Fifteen years later, the whole experience is still seared into my memory. I haven’t been to the national September 11 Memorial, but I think I will - someday.

People still ask about that day and if I was scared and how I prepared to go there, and in hindsight, I surely was scared. I think it’s not that complex or profound: I’m a physician, an ER physician, and people needed help. It’s just what we do.

Maulik Trivedi

Maulik M. Trivedi, MD, FACEP, is the director of the department of emergency medicine at Hackettstown Medical Center in Hackettstown, N.J. He received his undergraduate degree from Bucknell University and his medical degree from Howard University College of Medicine, Washington D.C. He completed his emergency medicine residency at Morristown Medical Center, Morristown, N.J.
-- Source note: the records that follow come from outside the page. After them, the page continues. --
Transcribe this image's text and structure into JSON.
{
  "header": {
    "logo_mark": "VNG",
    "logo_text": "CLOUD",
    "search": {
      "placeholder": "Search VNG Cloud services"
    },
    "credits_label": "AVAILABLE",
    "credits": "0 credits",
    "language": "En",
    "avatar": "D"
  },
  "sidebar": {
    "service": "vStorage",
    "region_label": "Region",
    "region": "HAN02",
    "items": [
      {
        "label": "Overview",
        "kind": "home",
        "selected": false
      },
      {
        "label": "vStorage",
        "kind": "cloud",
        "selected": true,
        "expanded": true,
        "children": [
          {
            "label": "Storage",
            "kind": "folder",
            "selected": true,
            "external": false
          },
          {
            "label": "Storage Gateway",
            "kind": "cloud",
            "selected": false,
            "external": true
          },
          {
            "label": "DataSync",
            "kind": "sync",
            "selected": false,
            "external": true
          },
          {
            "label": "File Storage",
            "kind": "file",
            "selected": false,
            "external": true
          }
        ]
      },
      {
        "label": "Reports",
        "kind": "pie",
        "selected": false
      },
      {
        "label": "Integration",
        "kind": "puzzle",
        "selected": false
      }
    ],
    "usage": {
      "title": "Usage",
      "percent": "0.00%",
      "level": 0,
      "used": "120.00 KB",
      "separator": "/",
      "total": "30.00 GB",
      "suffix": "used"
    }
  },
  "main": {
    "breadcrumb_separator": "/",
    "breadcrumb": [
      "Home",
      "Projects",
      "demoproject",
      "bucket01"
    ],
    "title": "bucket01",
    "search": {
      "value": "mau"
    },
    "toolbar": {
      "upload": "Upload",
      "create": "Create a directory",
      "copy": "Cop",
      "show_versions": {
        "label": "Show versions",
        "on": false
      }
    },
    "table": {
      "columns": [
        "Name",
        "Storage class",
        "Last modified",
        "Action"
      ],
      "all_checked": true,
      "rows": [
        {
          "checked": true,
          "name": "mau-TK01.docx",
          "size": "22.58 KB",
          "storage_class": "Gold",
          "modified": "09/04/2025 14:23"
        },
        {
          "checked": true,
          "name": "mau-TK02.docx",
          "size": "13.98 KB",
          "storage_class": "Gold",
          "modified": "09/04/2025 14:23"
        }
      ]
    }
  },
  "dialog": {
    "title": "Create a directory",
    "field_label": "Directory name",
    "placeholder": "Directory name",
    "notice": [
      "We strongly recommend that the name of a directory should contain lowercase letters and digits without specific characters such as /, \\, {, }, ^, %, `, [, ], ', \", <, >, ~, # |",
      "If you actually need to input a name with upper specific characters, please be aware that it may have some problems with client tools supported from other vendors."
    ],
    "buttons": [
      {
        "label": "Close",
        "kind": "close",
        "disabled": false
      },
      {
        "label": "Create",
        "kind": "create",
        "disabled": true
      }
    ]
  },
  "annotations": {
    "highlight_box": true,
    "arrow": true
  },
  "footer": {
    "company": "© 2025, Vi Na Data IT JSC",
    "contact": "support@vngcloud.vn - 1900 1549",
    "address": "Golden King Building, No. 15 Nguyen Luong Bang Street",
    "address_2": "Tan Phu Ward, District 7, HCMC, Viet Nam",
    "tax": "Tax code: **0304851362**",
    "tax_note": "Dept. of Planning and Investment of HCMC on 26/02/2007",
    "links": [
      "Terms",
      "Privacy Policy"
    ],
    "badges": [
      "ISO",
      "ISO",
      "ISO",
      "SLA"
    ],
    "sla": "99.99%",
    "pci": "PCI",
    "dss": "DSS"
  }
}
Powerful words, brother, and it humbles me to know you as a friend.
9/12/2016 5:22:32 PM

Dan Rizzo
Thank you for posting this wife was on the 77th floor of the north tower. By Gods grace and the help of a stranger(at the time), she got out 90 seconds before the building came down on top of them. Thankfully they were huddled inside an electronics store and survived. She still struggles with her PTSD to this day, but she is the strongest woman I have ever met, and never gives up the fight. The scars will always be there, and some of the pain may never be totally alleviated, but all we can do is look ahead and be thankful for what we have. So many people lost more than we can ever imagine. Thank you again for sharing this and for all you did during that horrible time.
9/9/2016 10:16:56 PM